*

 the piety of being who you are because someone loved you.

*

http://www.huffingtonpost.com/kathleen-anderson/why-cornel-west-loves-jan_b_6140744.html?utm_hp_ref=books

*

*

*

*

Similarly   –

http://en.wikipedia.org/wiki/Jesus_in_Christianity#Parables

the parables of Jesus represent a major component of his teachings in the gospels, the approximately thirty parables forming about one third of his recorded teachings.   The parables may appear within longer sermons, as well as other places within the narrative.

*

Jesus’ parables are seemingly simple and memorable stories, often with imagery, and each conveys a teaching which usually

*

relates the physical world to the spiritual world.

*

In the 19th century, Lisco and Fairbairn stated that in the parables of Jesus, “the image borrowed from the visible world is accompanied by a truth from the invisible

*

(spiritual)  world,”

*

and that the parables of Jesus are not “mere similitudes which serve the purpose of illustration, but are internal analogies where nature becomes a witness for the spiritual world.”   Similarly, in the 20th century, calling a parable “an earthly story with a heavenly meaning,”  William Barclay states that the parables of Jesus use familiar examples to lead others’ minds towards heavenly concepts. He suggests that Jesus did not form his parables merely as analogies but based on an “inward affinity between the natural and the spiritual order.”

 *
*

*

*

*

Joshua’s trek toward the land of milk and honey (no shortage of faith), unlike Moses’ early failed quest (shortage of faith)   — is a representation of Jesus cometh.    In this sense Joshua’s parable gave ample opportunities for the “chosen ones” to indwell with Christ, and to pour out beyond in the spirit of the Holy.

*

*

*

*

*

*

*

http://en.wikipedia.org/wiki/Laodicean_Church#.22I_wish_that_you_were_cold_or_hot.22_.28Revelation_3:15.E2.80.9316.29

*

Thence, lukewarm (Laodicea) is self-deception (one foot in the world, one foot in the spirit)    — worse than cold, so to speak    –

*

“I wish that you were cold or hot” (Revelation 3:15–16)

*

“I know thy works, that thou art neither cold nor hot: I would thou wert cold or hot. So then because thou art lukewarm, and neither cold nor hot, I will spew thee out of my mouth.”

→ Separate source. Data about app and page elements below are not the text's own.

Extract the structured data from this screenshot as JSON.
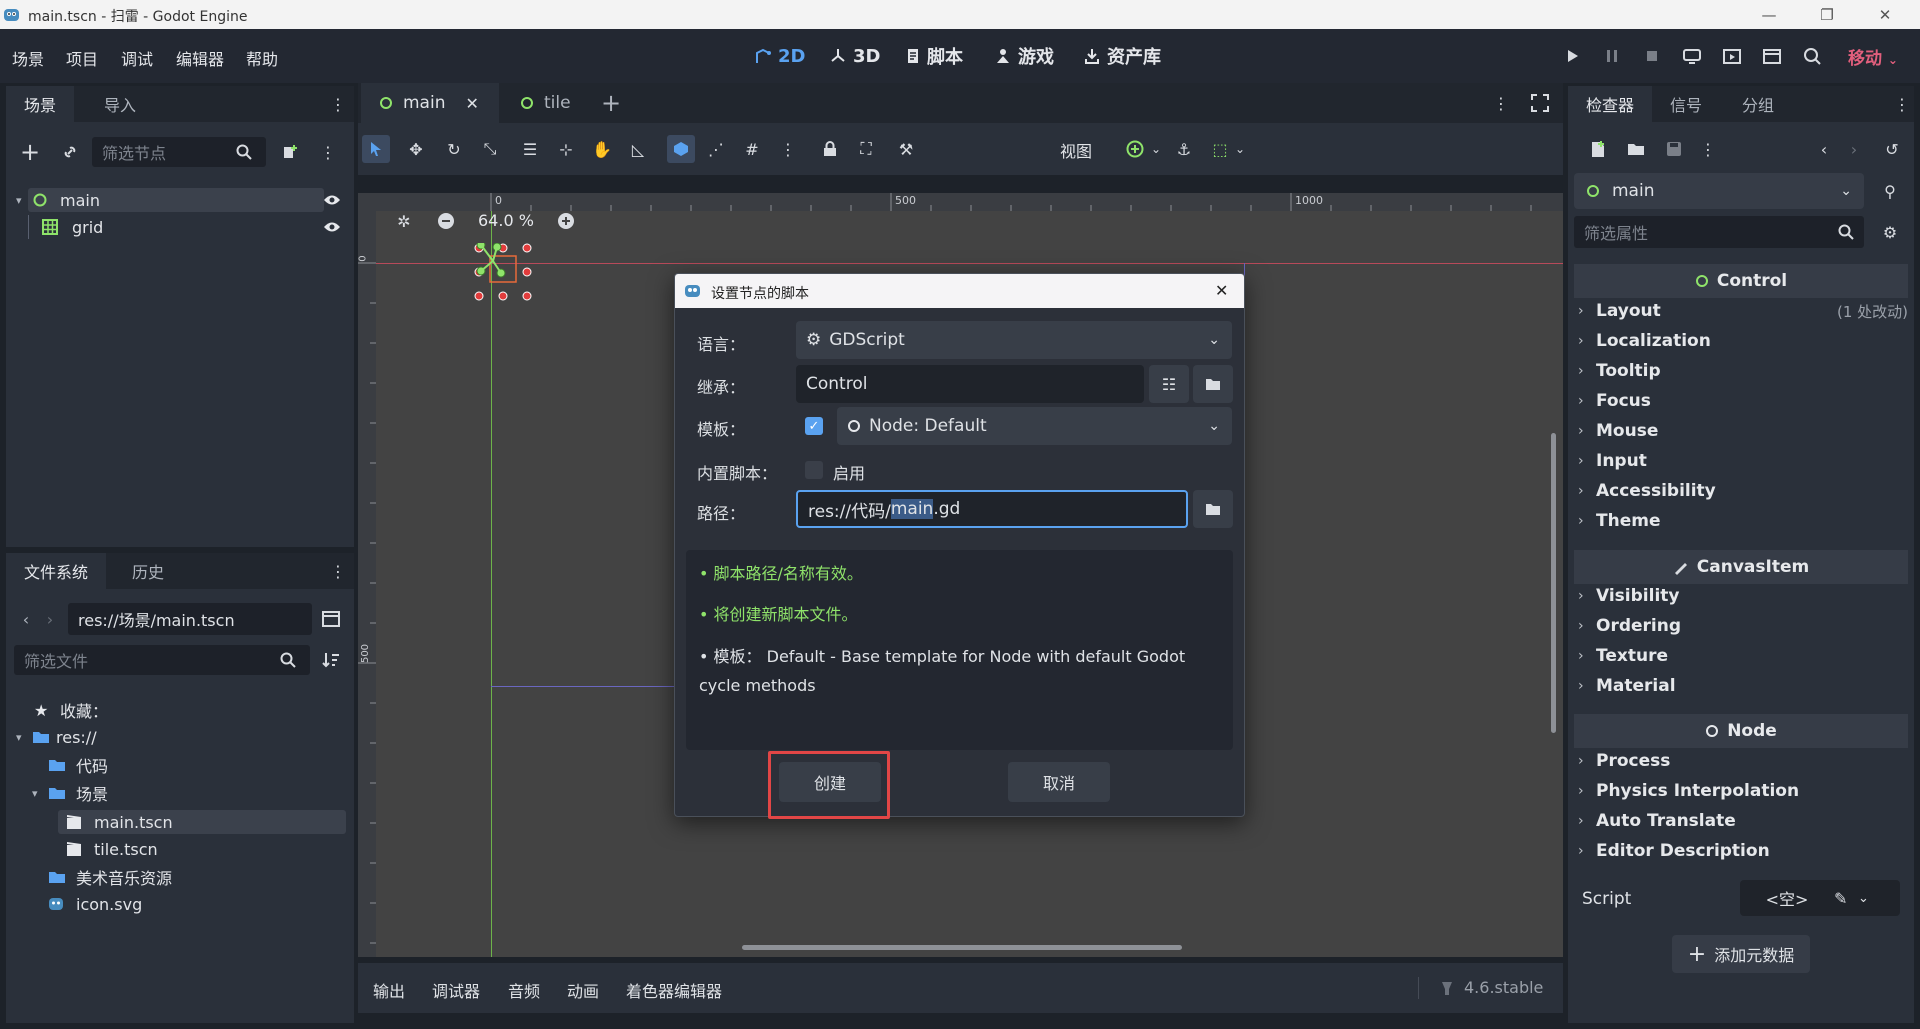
{
  "window": {
    "title": "main.tscn - 扫雷 - Godot Engine",
    "controls": [
      "—",
      "❐",
      "✕"
    ]
  },
  "menubar": [
    "场景",
    "项目",
    "调试",
    "编辑器",
    "帮助"
  ],
  "workspaces": [
    {
      "icon": "2d-icon",
      "label": "2D",
      "active": true
    },
    {
      "icon": "3d-icon",
      "label": "3D",
      "active": false
    },
    {
      "icon": "script-icon",
      "label": "脚本",
      "active": false
    },
    {
      "icon": "game-icon",
      "label": "游戏",
      "active": false
    },
    {
      "icon": "assetlib-icon",
      "label": "资产库",
      "active": false
    }
  ],
  "renderer": "移动",
  "scene_dock": {
    "tabs": [
      "场景",
      "导入"
    ],
    "filter_placeholder": "筛选节点",
    "nodes": [
      {
        "name": "main",
        "type": "control",
        "selected": true
      },
      {
        "name": "grid",
        "type": "gridcontainer",
        "selected": false
      }
    ]
  },
  "filesystem_dock": {
    "tabs": [
      "文件系统",
      "历史"
    ],
    "path": "res://场景/main.tscn",
    "filter_placeholder": "筛选文件",
    "favorites": "收藏：",
    "items": [
      {
        "label": "res://",
        "kind": "folder",
        "depth": 0
      },
      {
        "label": "代码",
        "kind": "folder",
        "depth": 1
      },
      {
        "label": "场景",
        "kind": "folder",
        "depth": 1
      },
      {
        "label": "main.tscn",
        "kind": "scene",
        "depth": 2,
        "selected": true
      },
      {
        "label": "tile.tscn",
        "kind": "scene",
        "depth": 2
      },
      {
        "label": "美术音乐资源",
        "kind": "folder",
        "depth": 1
      },
      {
        "label": "icon.svg",
        "kind": "image",
        "depth": 1
      }
    ]
  },
  "editor_tabs": [
    {
      "label": "main",
      "active": true
    },
    {
      "label": "tile",
      "active": false
    }
  ],
  "toolbar": {
    "view_label": "视图"
  },
  "viewport": {
    "zoom": "64.0 %",
    "ruler_top": [
      "0",
      "500",
      "1000"
    ],
    "ruler_left": [
      "0",
      "500"
    ]
  },
  "bottom_panel": {
    "tabs": [
      "输出",
      "调试器",
      "音频",
      "动画",
      "着色器编辑器"
    ],
    "version": "4.6.stable"
  },
  "dialog": {
    "title": "设置节点的脚本",
    "language_label": "语言：",
    "language_value": "GDScript",
    "inherits_label": "继承：",
    "inherits_value": "Control",
    "template_label": "模板：",
    "template_checked": true,
    "template_value": "Node: Default",
    "builtin_label": "内置脚本：",
    "builtin_checked": false,
    "builtin_text": "启用",
    "path_label": "路径：",
    "path_prefix": "res://代码/",
    "path_selected": "main",
    "path_suffix": ".gd",
    "messages": [
      {
        "text": "脚本路径/名称有效。",
        "color": "#8fe36a"
      },
      {
        "text": "将创建新脚本文件。",
        "color": "#8fe36a"
      },
      {
        "text": "模板： Default - Base template for Node with default Godot cycle methods",
        "color": "#dfe2e6"
      }
    ],
    "create_label": "创建",
    "cancel_label": "取消"
  },
  "inspector": {
    "tabs": [
      "检查器",
      "信号",
      "分组"
    ],
    "node_name": "main",
    "filter_placeholder": "筛选属性",
    "sections": [
      {
        "title": "Control",
        "icon": "control-icon",
        "props": [
          {
            "name": "Layout",
            "note": "(1 处改动)"
          },
          {
            "name": "Localization"
          },
          {
            "name": "Tooltip"
          },
          {
            "name": "Focus"
          },
          {
            "name": "Mouse"
          },
          {
            "name": "Input"
          },
          {
            "name": "Accessibility"
          },
          {
            "name": "Theme"
          }
        ]
      },
      {
        "title": "CanvasItem",
        "icon": "canvasitem-icon",
        "props": [
          {
            "name": "Visibility"
          },
          {
            "name": "Ordering"
          },
          {
            "name": "Texture"
          },
          {
            "name": "Material"
          }
        ]
      },
      {
        "title": "Node",
        "icon": "node-icon",
        "props": [
          {
            "name": "Process"
          },
          {
            "name": "Physics Interpolation"
          },
          {
            "name": "Auto Translate"
          },
          {
            "name": "Editor Description"
          }
        ]
      }
    ],
    "script_label": "Script",
    "script_value": "<空>",
    "add_metadata": "添加元数据"
  },
  "colors": {
    "accent": "#5aa2f0",
    "highlight_box": "#e24646",
    "renderer": "#e25f7d"
  }
}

*

The Laodiceans were criticized for their neutrality or lack of zeal (hence “lukewarm”).  Based on this understanding, the pejorative term Laodicean is used in the English language to refer to those neutral or indifferent in matters of faith.

*

The Laodicean Church in the Revelation of John (Revelation 3:14–22)

*

In John’s vision, recorded in the book of Book of Revelation, Christ instructs John to write a message to the seven churches of Asia Minor. The message to Laodicea is one of judgment with a call to repentance. The oracle contains a number of metaphors.

*

*

*

*

*

*

*

*

*

*

http://www.gty.org/resources/sermons/90-233/What-is-Sin

*

Psychologists reject sin because they want to exalt man, and they want to eliminate God.  So, because they reject sin, they have no explanation for why man is the way he is.  They misdiagnose him totally, so they offer really no help.  And what do we do?  We try to come up with harsher penalties, the, what is it, the three-strike law: three felonies in a row and you go to jail and they throw the key away.  We bring back the death penalty.  But nothing can end the reign of terror; nothing can end the reign of corruption.  You can’t do it with counseling.  You can’t do it with psychotherapy.  You can’t do it with Prozac.  You can’t do it, because the issue is sin.  The issue is: we’ve all inherited a corrupted nature.

*

*

*

*

*

*

*

Advertisements
This entry was posted in Uncategorized. Bookmark the permalink.

One Response to The Bible just blows me away, baby! Example: It’s no accident that Jesus, as the lamb of God, was born in a manger

  1. Pingback: Typology — representation of Jesus in the Old Testament | Curtis Narimatsu

Leave a Reply

Fill in your details below or click an icon to log in:

WordPress.com Logo

You are commenting using your WordPress.com account. Log Out / Change )

Twitter picture

You are commenting using your Twitter account. Log Out / Change )

Facebook photo

You are commenting using your Facebook account. Log Out / Change )

Google+ photo

You are commenting using your Google+ account. Log Out / Change )

Connecting to %s